Your objective -> For the copy, please give all of the data again exactly and leave the pictures out.

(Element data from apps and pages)

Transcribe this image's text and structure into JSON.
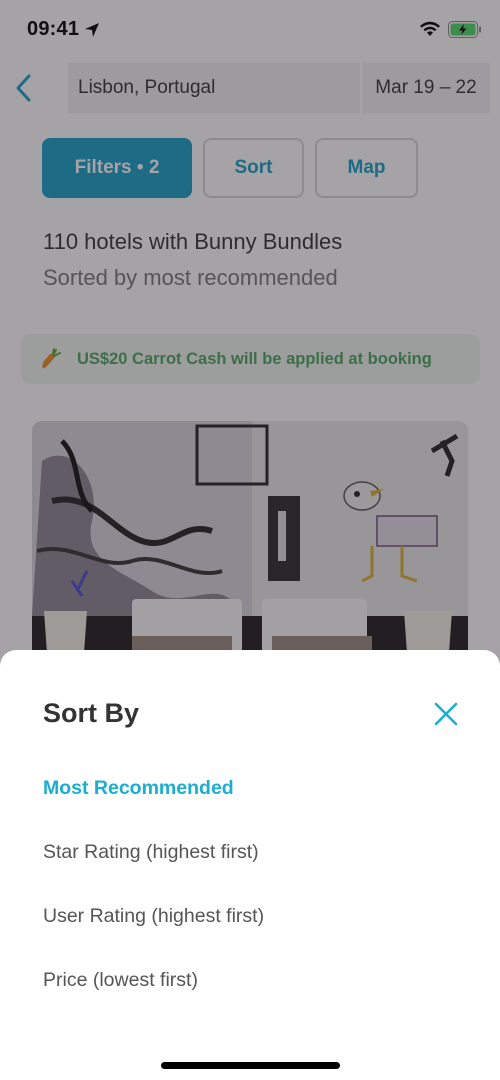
{
  "status_bar": {
    "time": "09:41",
    "icons": [
      "location-arrow-icon",
      "wifi-icon",
      "battery-charging-icon"
    ],
    "battery_color": "#4cd964"
  },
  "header": {
    "back_icon": "chevron-left-icon",
    "location": "Lisbon, Portugal",
    "dates": "Mar 19 – 22"
  },
  "toolbar": {
    "filters_label": "Filters • 2",
    "sort_label": "Sort",
    "map_label": "Map"
  },
  "results": {
    "title": "110 hotels with Bunny Bundles",
    "subtitle": "Sorted by most recommended"
  },
  "promo": {
    "icon": "carrot-icon",
    "text": "US$20 Carrot Cash will be applied at booking"
  },
  "hotel_card": {
    "image": "hotel-room-photo"
  },
  "sort_sheet": {
    "title": "Sort By",
    "close_icon": "close-icon",
    "selected_index": 0,
    "options": [
      {
        "label": "Most Recommended",
        "selected": true
      },
      {
        "label": "Star Rating (highest first)",
        "selected": false
      },
      {
        "label": "User Rating (highest first)",
        "selected": false
      },
      {
        "label": "Price (lowest first)",
        "selected": false
      }
    ]
  },
  "colors": {
    "accent": "#169fc5",
    "accent_light": "#1aaed0",
    "promo_green": "#4fa45f",
    "promo_bg": "#eef6ee",
    "text_dark": "#333333",
    "text_muted": "#777777"
  }
}
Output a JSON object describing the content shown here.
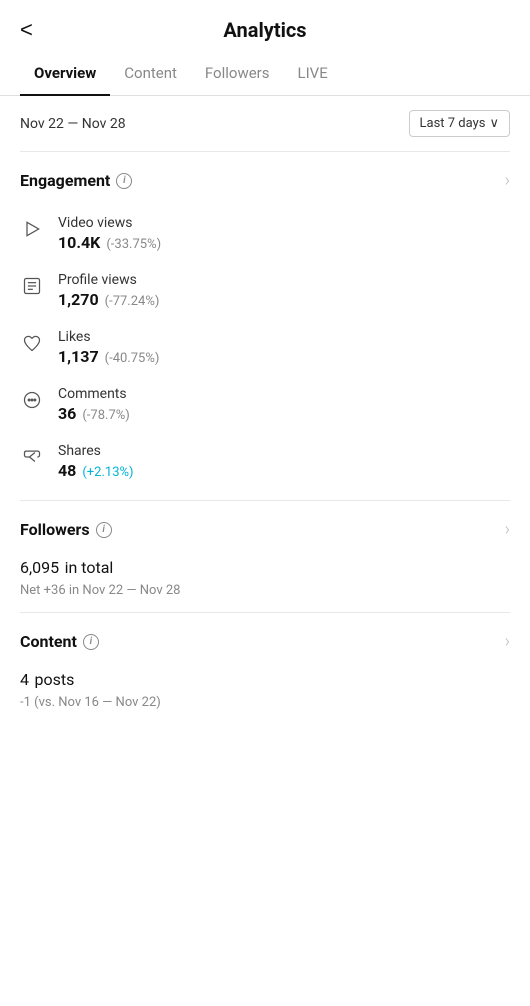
{
  "header": {
    "back_label": "<",
    "title": "Analytics"
  },
  "tabs": [
    {
      "label": "Overview",
      "active": true
    },
    {
      "label": "Content",
      "active": false
    },
    {
      "label": "Followers",
      "active": false
    },
    {
      "label": "LIVE",
      "active": false
    }
  ],
  "date_range": {
    "label": "Nov 22 — Nov 28",
    "picker_label": "Last 7 days",
    "picker_arrow": "∨"
  },
  "engagement": {
    "section_title": "Engagement",
    "info_char": "i",
    "metrics": [
      {
        "name": "Video views",
        "value": "10.4K",
        "change": "(-33.75%)",
        "positive": false,
        "icon": "play"
      },
      {
        "name": "Profile views",
        "value": "1,270",
        "change": "(-77.24%)",
        "positive": false,
        "icon": "profile"
      },
      {
        "name": "Likes",
        "value": "1,137",
        "change": "(-40.75%)",
        "positive": false,
        "icon": "heart"
      },
      {
        "name": "Comments",
        "value": "36",
        "change": "(-78.7%)",
        "positive": false,
        "icon": "comment"
      },
      {
        "name": "Shares",
        "value": "48",
        "change": "(+2.13%)",
        "positive": true,
        "icon": "share"
      }
    ]
  },
  "followers": {
    "section_title": "Followers",
    "info_char": "i",
    "total_value": "6,095",
    "total_label": "in total",
    "net_label": "Net +36 in Nov 22 — Nov 28"
  },
  "content": {
    "section_title": "Content",
    "info_char": "i",
    "posts_value": "4",
    "posts_label": "posts",
    "compare_label": "-1 (vs. Nov 16 — Nov 22)"
  }
}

Task result ->
Transcribe this image's text and structure into JSON.
{
  "status_bar": {
    "time": "09:41",
    "icons": [
      "location-arrow-icon",
      "wifi-icon",
      "battery-charging-icon"
    ],
    "battery_color": "#4cd964"
  },
  "header": {
    "back_icon": "chevron-left-icon",
    "location": "Lisbon, Portugal",
    "dates": "Mar 19 – 22"
  },
  "toolbar": {
    "filters_label": "Filters • 2",
    "sort_label": "Sort",
    "map_label": "Map"
  },
  "results": {
    "title": "110 hotels with Bunny Bundles",
    "subtitle": "Sorted by most recommended"
  },
  "promo": {
    "icon": "carrot-icon",
    "text": "US$20 Carrot Cash will be applied at booking"
  },
  "hotel_card": {
    "image": "hotel-room-photo"
  },
  "sort_sheet": {
    "title": "Sort By",
    "close_icon": "close-icon",
    "selected_index": 0,
    "options": [
      {
        "label": "Most Recommended",
        "selected": true
      },
      {
        "label": "Star Rating (highest first)",
        "selected": false
      },
      {
        "label": "User Rating (highest first)",
        "selected": false
      },
      {
        "label": "Price (lowest first)",
        "selected": false
      }
    ]
  },
  "colors": {
    "accent": "#169fc5",
    "accent_light": "#1aaed0",
    "promo_green": "#4fa45f",
    "promo_bg": "#eef6ee",
    "text_dark": "#333333",
    "text_muted": "#777777"
  }
}
Output a JSON object describing the content shown here.
{
  "header": {
    "back_label": "<",
    "title": "Analytics"
  },
  "tabs": [
    {
      "label": "Overview",
      "active": true
    },
    {
      "label": "Content",
      "active": false
    },
    {
      "label": "Followers",
      "active": false
    },
    {
      "label": "LIVE",
      "active": false
    }
  ],
  "date_range": {
    "label": "Nov 22 — Nov 28",
    "picker_label": "Last 7 days",
    "picker_arrow": "∨"
  },
  "engagement": {
    "section_title": "Engagement",
    "info_char": "i",
    "metrics": [
      {
        "name": "Video views",
        "value": "10.4K",
        "change": "(-33.75%)",
        "positive": false,
        "icon": "play"
      },
      {
        "name": "Profile views",
        "value": "1,270",
        "change": "(-77.24%)",
        "positive": false,
        "icon": "profile"
      },
      {
        "name": "Likes",
        "value": "1,137",
        "change": "(-40.75%)",
        "positive": false,
        "icon": "heart"
      },
      {
        "name": "Comments",
        "value": "36",
        "change": "(-78.7%)",
        "positive": false,
        "icon": "comment"
      },
      {
        "name": "Shares",
        "value": "48",
        "change": "(+2.13%)",
        "positive": true,
        "icon": "share"
      }
    ]
  },
  "followers": {
    "section_title": "Followers",
    "info_char": "i",
    "total_value": "6,095",
    "total_label": "in total",
    "net_label": "Net +36 in Nov 22 — Nov 28"
  },
  "content": {
    "section_title": "Content",
    "info_char": "i",
    "posts_value": "4",
    "posts_label": "posts",
    "compare_label": "-1 (vs. Nov 16 — Nov 22)"
  }
}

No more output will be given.